Roth is a senior financial analyst and attorney. He lives in Portland.
What’s the scariest thing, nowadays, about going out in public? One very reasonable answer sounds like an old schoolyard taunt: “your face!”
That’s because going out increasingly subjects you to facial recognition systems. These systems biometrically identify you by matching your unique facial dimensions against huge databases of photos.
What’s wrong with that? A threshold problem is that they’re imperfect—at least for now. For example, many have elevated error rates when identifying dark-skinned people. Also, the technology is often deployed improperly, which may cause it to finger innocent lookalikes. Such problems plague both law enforcement and private-sector applications. For example, what’s your recourse if you’re bounced from a store because you’re deemed suspicious by a facial recognition gatekeeper, like the one reportedly installed recently at a Jacksons Food Stores location on Southeast Grand Avenue?

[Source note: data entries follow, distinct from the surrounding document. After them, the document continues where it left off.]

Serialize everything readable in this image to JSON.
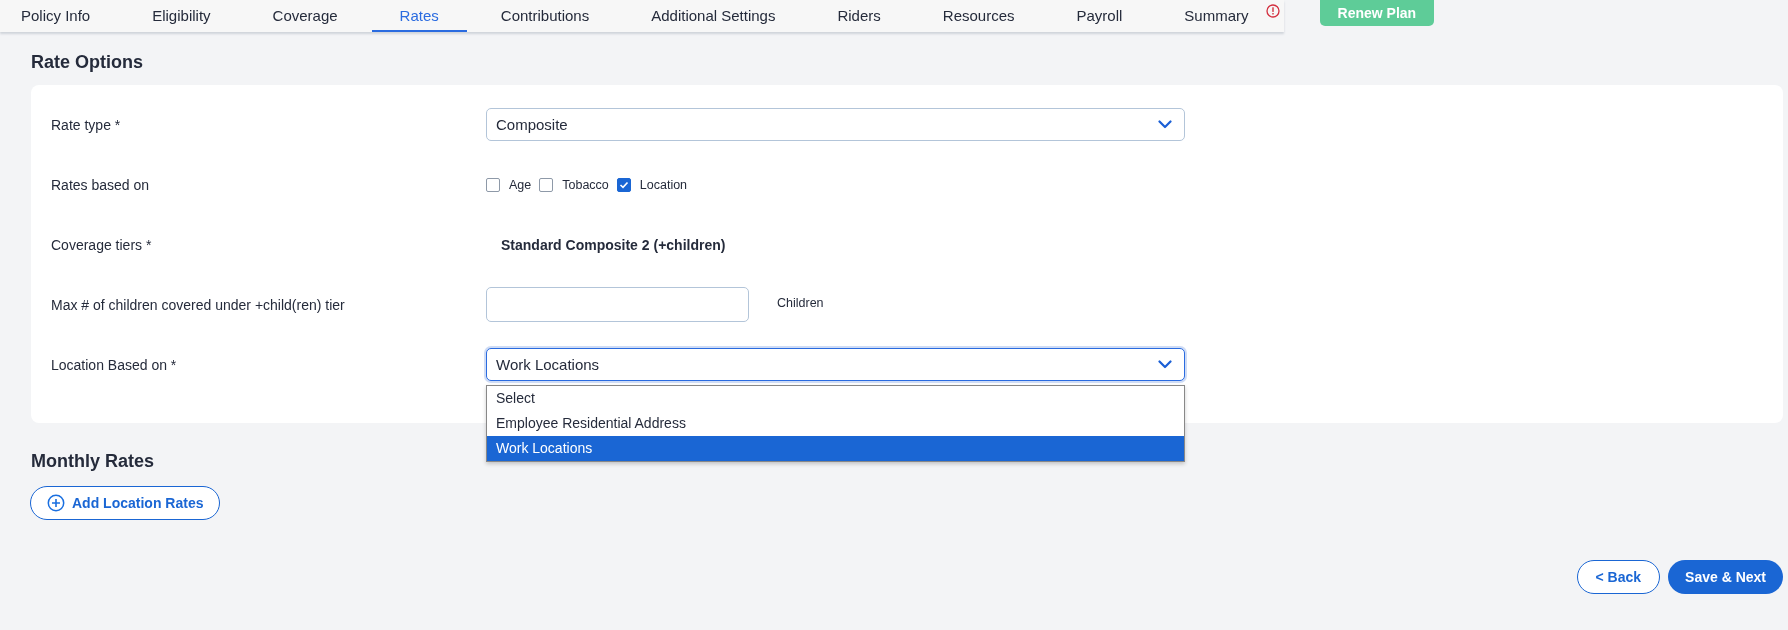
{
  "tabs": [
    {
      "label": "Policy Info",
      "selected": false,
      "alert": false
    },
    {
      "label": "Eligibility",
      "selected": false,
      "alert": false
    },
    {
      "label": "Coverage",
      "selected": false,
      "alert": false
    },
    {
      "label": "Rates",
      "selected": true,
      "alert": false
    },
    {
      "label": "Contributions",
      "selected": false,
      "alert": false
    },
    {
      "label": "Additional Settings",
      "selected": false,
      "alert": false
    },
    {
      "label": "Riders",
      "selected": false,
      "alert": false
    },
    {
      "label": "Resources",
      "selected": false,
      "alert": false
    },
    {
      "label": "Payroll",
      "selected": false,
      "alert": false
    },
    {
      "label": "Summary",
      "selected": false,
      "alert": true
    }
  ],
  "renew_button": "Renew Plan",
  "rate_options": {
    "title": "Rate Options",
    "rows": [
      {
        "kind": "select",
        "label": "Rate type *",
        "value": "Composite",
        "open": false
      },
      {
        "kind": "checkboxes",
        "label": "Rates based on",
        "options": [
          {
            "label": "Age",
            "checked": false
          },
          {
            "label": "Tobacco",
            "checked": false
          },
          {
            "label": "Location",
            "checked": true
          }
        ]
      },
      {
        "kind": "text",
        "label": "Coverage tiers *",
        "value": "Standard Composite 2 (+children)"
      },
      {
        "kind": "input",
        "label": "Max # of children covered under +child(ren) tier",
        "suffix": "Children"
      },
      {
        "kind": "select",
        "label": "Location Based on *",
        "value": "Work Locations",
        "open": true,
        "options": [
          {
            "label": "Select",
            "selected": false
          },
          {
            "label": "Employee Residential Address",
            "selected": false
          },
          {
            "label": "Work Locations",
            "selected": true
          }
        ]
      }
    ]
  },
  "monthly_rates": {
    "title": "Monthly Rates",
    "add_button": "Add Location Rates"
  },
  "footer": {
    "back": "< Back",
    "next": "Save & Next"
  }
}
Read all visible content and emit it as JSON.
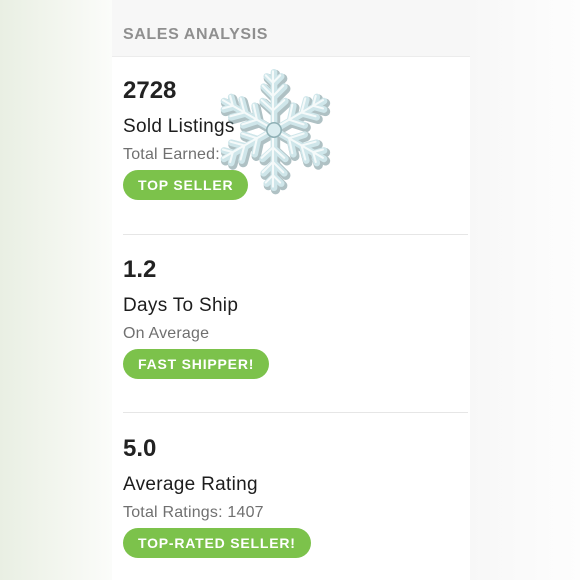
{
  "header": {
    "title": "SALES ANALYSIS"
  },
  "stats": [
    {
      "value": "2728",
      "label": "Sold Listings",
      "sublabel": "Total Earned:",
      "badge": "TOP SELLER"
    },
    {
      "value": "1.2",
      "label": "Days To Ship",
      "sublabel": "On Average",
      "badge": "FAST SHIPPER!"
    },
    {
      "value": "5.0",
      "label": "Average Rating",
      "sublabel": "Total Ratings: 1407",
      "badge": "TOP-RATED SELLER!"
    }
  ],
  "colors": {
    "badge_green": "#7cc24b",
    "header_text": "#8f8f8f",
    "snowflake": "#cfe6ea"
  },
  "icons": {
    "overlay": "snowflake-icon"
  }
}
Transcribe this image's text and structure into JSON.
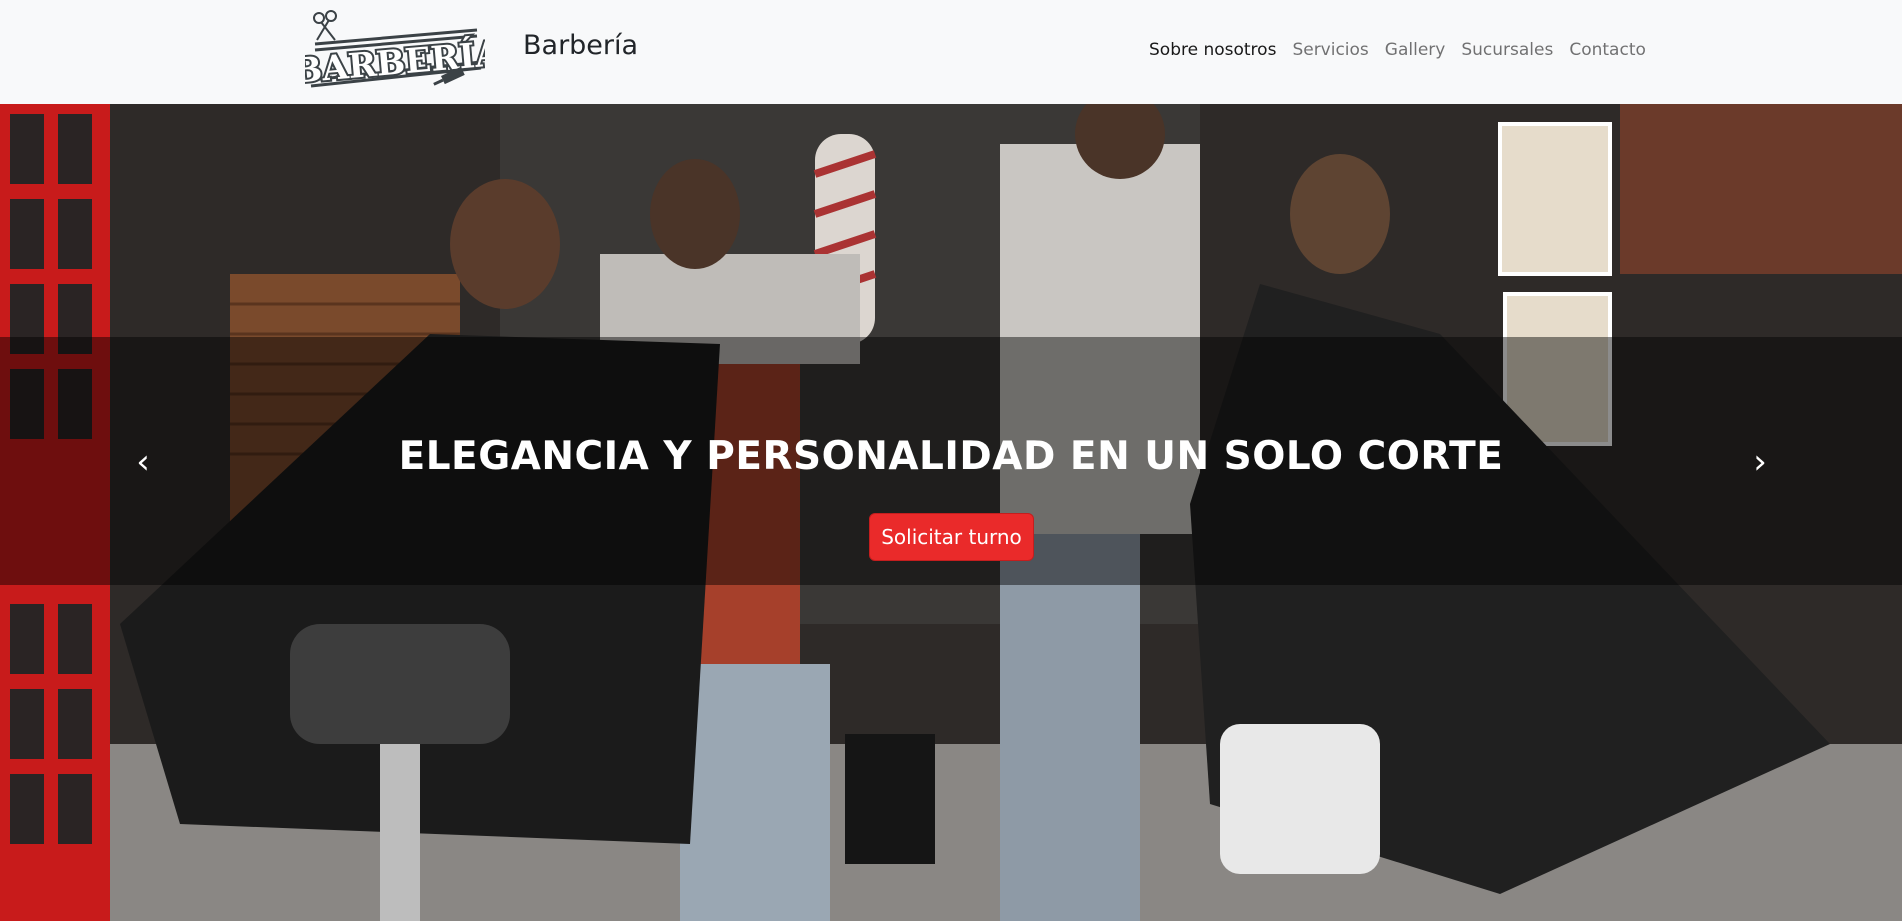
{
  "header": {
    "logo_text": "BARBERÍA",
    "brand": "Barbería",
    "nav": [
      {
        "label": "Sobre nosotros",
        "active": true
      },
      {
        "label": "Servicios",
        "active": false
      },
      {
        "label": "Gallery",
        "active": false
      },
      {
        "label": "Sucursales",
        "active": false
      },
      {
        "label": "Contacto",
        "active": false
      }
    ]
  },
  "hero": {
    "title": "ELEGANCIA Y PERSONALIDAD EN UN SOLO CORTE",
    "cta_label": "Solicitar turno",
    "prev_icon": "‹",
    "next_icon": "›"
  },
  "colors": {
    "accent": "#ea2a2a",
    "navbar_bg": "#f8f9fa",
    "nav_active": "#212529",
    "nav_inactive": "#6c6c6c"
  }
}
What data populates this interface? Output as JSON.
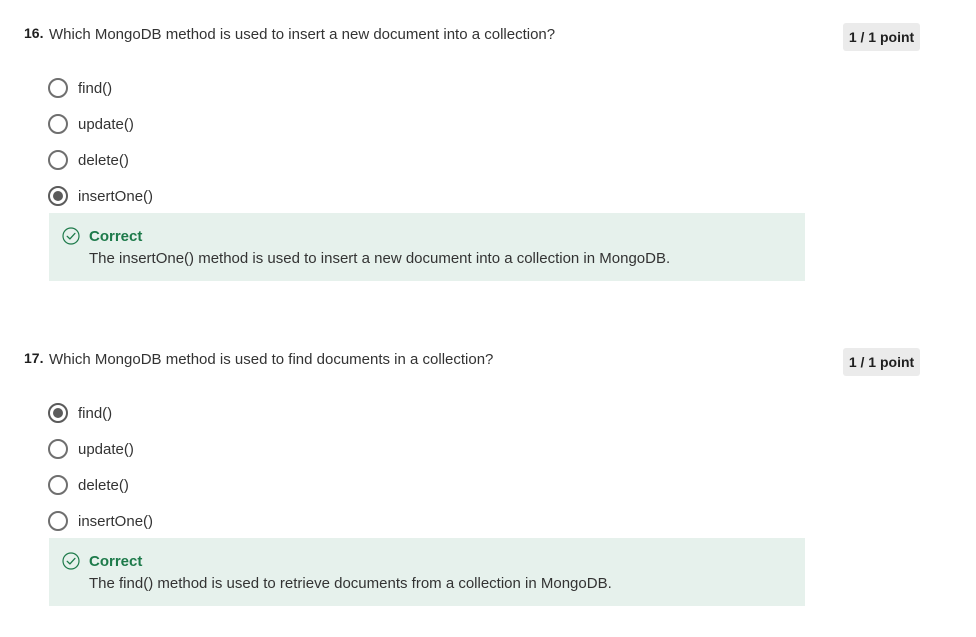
{
  "questions": [
    {
      "number": "16.",
      "text": "Which MongoDB method is used to insert a new document into a collection?",
      "points": "1 / 1 point",
      "options": [
        {
          "label": "find()",
          "selected": false
        },
        {
          "label": "update()",
          "selected": false
        },
        {
          "label": "delete()",
          "selected": false
        },
        {
          "label": "insertOne()",
          "selected": true
        }
      ],
      "feedback": {
        "title": "Correct",
        "text": "The insertOne() method is used to insert a new document into a collection in MongoDB.",
        "icon": "check-circle-icon"
      }
    },
    {
      "number": "17.",
      "text": "Which MongoDB method is used to find documents in a collection?",
      "points": "1 / 1 point",
      "options": [
        {
          "label": "find()",
          "selected": true
        },
        {
          "label": "update()",
          "selected": false
        },
        {
          "label": "delete()",
          "selected": false
        },
        {
          "label": "insertOne()",
          "selected": false
        }
      ],
      "feedback": {
        "title": "Correct",
        "text": "The find() method is used to retrieve documents from a collection in MongoDB.",
        "icon": "check-circle-icon"
      }
    }
  ],
  "colors": {
    "feedback_background": "#e6f1ec",
    "correct_green": "#1d7a4a",
    "badge_background": "#ebebeb",
    "radio_border": "#6f6f6f"
  }
}
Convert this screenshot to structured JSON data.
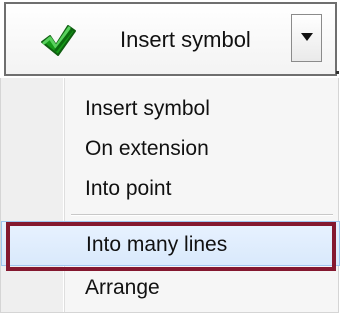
{
  "toolbar": {
    "button_label": "Insert symbol",
    "check_icon": "check-icon",
    "dropdown_icon": "chevron-down-icon"
  },
  "menu": {
    "items": [
      {
        "label": "Insert symbol"
      },
      {
        "label": "On extension"
      },
      {
        "label": "Into point"
      },
      {
        "label": "Into many lines",
        "selected": true
      },
      {
        "label": "Arrange"
      }
    ]
  },
  "colors": {
    "check_green": "#169b19",
    "highlight_border": "#84182f",
    "selected_background": "#dbeafb"
  }
}
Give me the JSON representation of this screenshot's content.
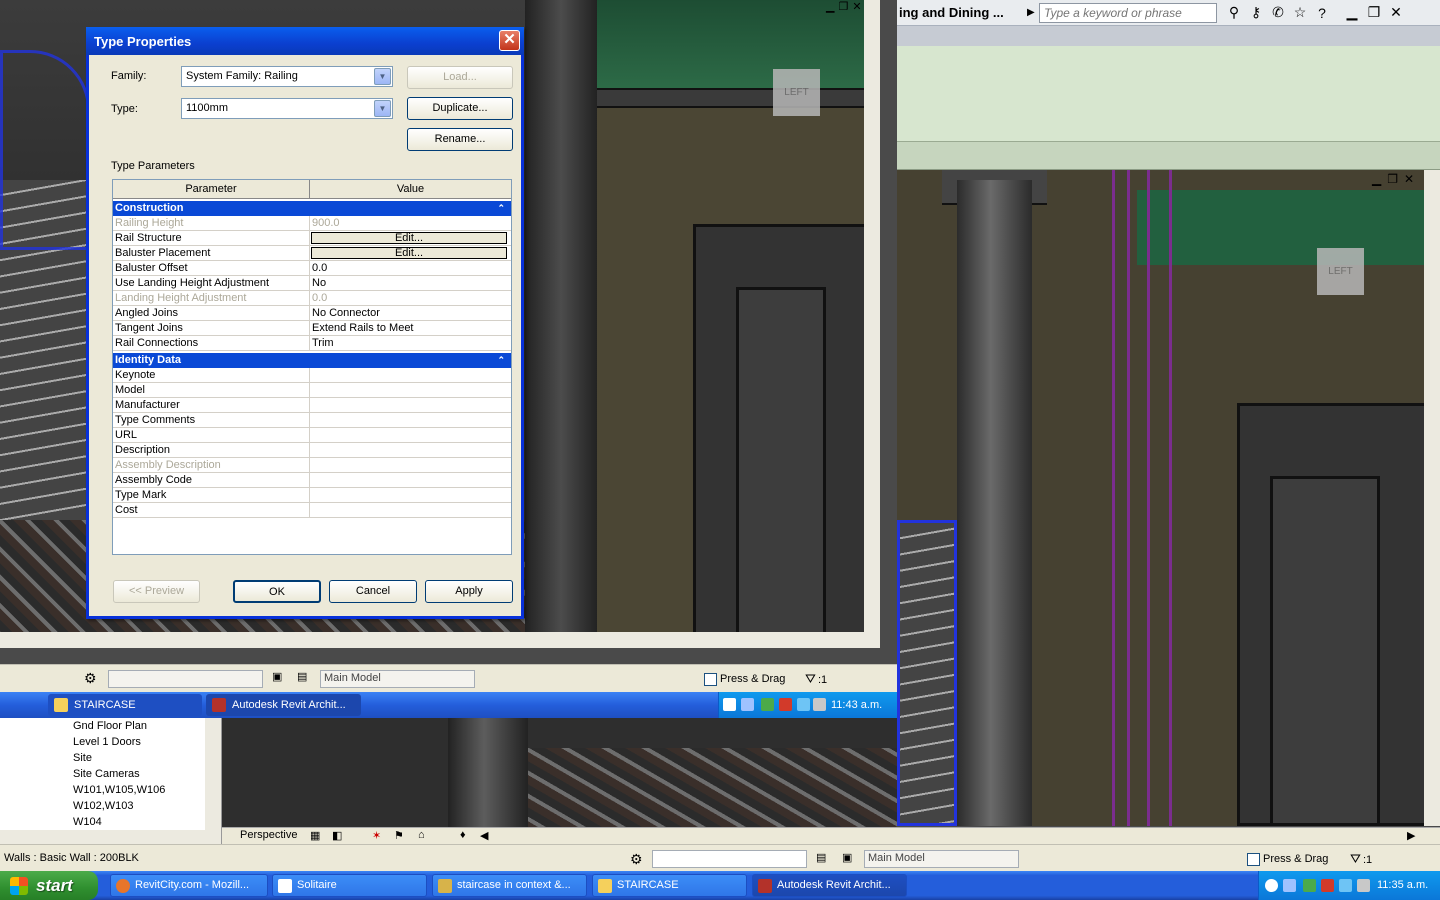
{
  "dialog": {
    "title": "Type Properties",
    "family_label": "Family:",
    "family_value": "System Family: Railing",
    "type_label": "Type:",
    "type_value": "1100mm",
    "load_label": "Load...",
    "duplicate_label": "Duplicate...",
    "rename_label": "Rename...",
    "type_parameters_label": "Type Parameters",
    "col_parameter": "Parameter",
    "col_value": "Value",
    "groups": [
      {
        "name": "Construction",
        "rows": [
          {
            "param": "Railing Height",
            "value": "900.0",
            "disabled": true
          },
          {
            "param": "Rail Structure",
            "value": "Edit...",
            "button": true
          },
          {
            "param": "Baluster Placement",
            "value": "Edit...",
            "button": true
          },
          {
            "param": "Baluster Offset",
            "value": "0.0"
          },
          {
            "param": "Use Landing Height Adjustment",
            "value": "No"
          },
          {
            "param": "Landing Height Adjustment",
            "value": "0.0",
            "disabled": true
          },
          {
            "param": "Angled Joins",
            "value": "No Connector"
          },
          {
            "param": "Tangent Joins",
            "value": "Extend Rails to Meet"
          },
          {
            "param": "Rail Connections",
            "value": "Trim"
          }
        ]
      },
      {
        "name": "Identity Data",
        "rows": [
          {
            "param": "Keynote",
            "value": ""
          },
          {
            "param": "Model",
            "value": ""
          },
          {
            "param": "Manufacturer",
            "value": ""
          },
          {
            "param": "Type Comments",
            "value": ""
          },
          {
            "param": "URL",
            "value": ""
          },
          {
            "param": "Description",
            "value": ""
          },
          {
            "param": "Assembly Description",
            "value": "",
            "disabled": true
          },
          {
            "param": "Assembly Code",
            "value": ""
          },
          {
            "param": "Type Mark",
            "value": ""
          },
          {
            "param": "Cost",
            "value": ""
          }
        ]
      }
    ],
    "preview_label": "<< Preview",
    "ok_label": "OK",
    "cancel_label": "Cancel",
    "apply_label": "Apply",
    "close_icon": "close-icon",
    "collapse_icon": "chevron-up-icon"
  },
  "right_window": {
    "doc_title": "ing and Dining ...",
    "search_placeholder": "Type a keyword or phrase",
    "viewcube_label": "LEFT"
  },
  "left_view": {
    "viewcube_label": "LEFT",
    "workset": "Main Model",
    "press_drag": "Press & Drag",
    "filter_count": ":1"
  },
  "inner_taskbar": {
    "items": [
      "STAIRCASE",
      "Autodesk Revit Archit..."
    ],
    "time": "11:43 a.m."
  },
  "project_browser": {
    "items": [
      "Gnd Floor Plan",
      "Level 1 Doors",
      "Site",
      "Site Cameras",
      "W101,W105,W106",
      "W102,W103",
      "W104"
    ]
  },
  "view_bar": {
    "view_type": "Perspective"
  },
  "status_bar": {
    "text": "Walls : Basic Wall : 200BLK",
    "workset": "Main Model",
    "press_drag": "Press & Drag",
    "filter_count": ":1"
  },
  "xp_taskbar": {
    "start_label": "start",
    "items": [
      "RevitCity.com - Mozill...",
      "Solitaire",
      "staircase in context &...",
      "STAIRCASE",
      "Autodesk Revit Archit..."
    ],
    "time": "11:35 a.m."
  },
  "colors": {
    "dialog_blue": "#0a49d6",
    "xp_taskbar": "#245edb",
    "start_green": "#2f8f2f"
  }
}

But perhaps the worst problems with facial recognition are not its bugs (in software parlance), but its features. At its core, facial recognition enables a society of continuous mass surveillance. In China, it serves a repressive, nation-sized panopticon that crushes dissent and persecutes the country’s minority Uighur Muslim population, as multiple media outlets have reported.
Systems in the United States are far behind, but rapidly proliferating. As Georgetown University’s Center on Privacy and Technology has documented, Detroit has developed a network of more than 500 cameras across the city in public locations, including at churches, clinics, and social service organizations. While they protect against street crime, they can also feed images in real time into the police’s facial recognition system. That system is also envisioned to be capable of receiving video feeds from other sources, such as drones and police body cameras.
Detroit has obscured the program from public scrutiny, so it’s unclear exactly how and to what extent law enforcement is currently using its facial recognition powers. What is clear is that its capability is large and growing. It’s also clear that any system that has the capacity to effectively create 1984 2.0 demands public oversight, accountability, and a robust debate about its appropriate reach. Chicago has a system that may be even more extensive than Detroit’s, with some 20,000 cameras. Like Detroit, Chicago has successfully obfuscated the extent of the system’s use.
In Oregon, the Washington County Sheriff’s office began using facial recognition in 2017 (“Amazon’s facial recognition technology is supercharging Washington County police,” April 30). The county is quick to assert –presumably with a straight face – that it uses the technology only in a benign, non-Big-Brotherish manner. However, in the absence of rules or oversight, we’ll mostly have to take their word for it. Meanwhile, Rekognition,the Amazon-owned system Washington County uses, recently added “fear” to the list of (now eight) emotions it can detect on the faces of surveillance subjects. Who decided this creepy innovation was necessary? We also have very limited information about what other Northwest government or private entities are using facial recognition, because there’s nothing to stop somebody from scanning your face behind your back—figuratively, at least.
The bigger-picture problem is that existing privacy and civil rights safeguards developed slowly. They were mostly designed to limit old-fashioned forms of privacy violation, such as illegal searches or unauthorized revelation of private activities, such as medical treatments or bank transactions. New technologies such as facial recognition are like science fiction X-ray goggles. They can intrude in ways that, until recently, were impossible or impractical. While one facial recognition sensor might be minimally invasive, the use of many—widely and intensively—in a concerted manner, turbocharged by artificial intelligence, can comprehensively track a person’s movements, associations, and activities in real time, wherever they go. Such a powerful tool may cause a freedom-impinging violation far more profound than the sum of its individual intrusions. In so doing, the technology enables an end run around foundational principles and standards of law and ethics.
Proponents point out that facial recognition is effective for finding fugitives, as well as for recognizing unidentified crime victims and witnesses. But a cornerstone of our legal tradition, including the Bill of Rights, is that prosecutorial success should never be the only criterion for judging law enforcement tactics.
This year, San Francisco, Oakland, California and Somerville, Massachusetts banned law enforcement’s use of facial recognition. That will buy time to set policies before the technology becomes ubiquitous. But those bans don’t address use by private companies—or by locally-assigned federal agents. Portland City Council recently began discussing restrictions on the use of facial recognition technology. It would be great if it follows through, but officials will surely face intense, sustained pressure from tech firms, local businesses, and other interests to water down any such measure or delay it indefinitely.
A combination of factors will ensure the continued explosion of facial recognition, including accelerating technology, aggressive tech firm marketing, and security-related fearmongering. The way to protect rights and privacy is to actively press for strong local, state, and federal laws to control and manage its use. We cannot avoid dystopian facial recognition by burying our heads in the sand.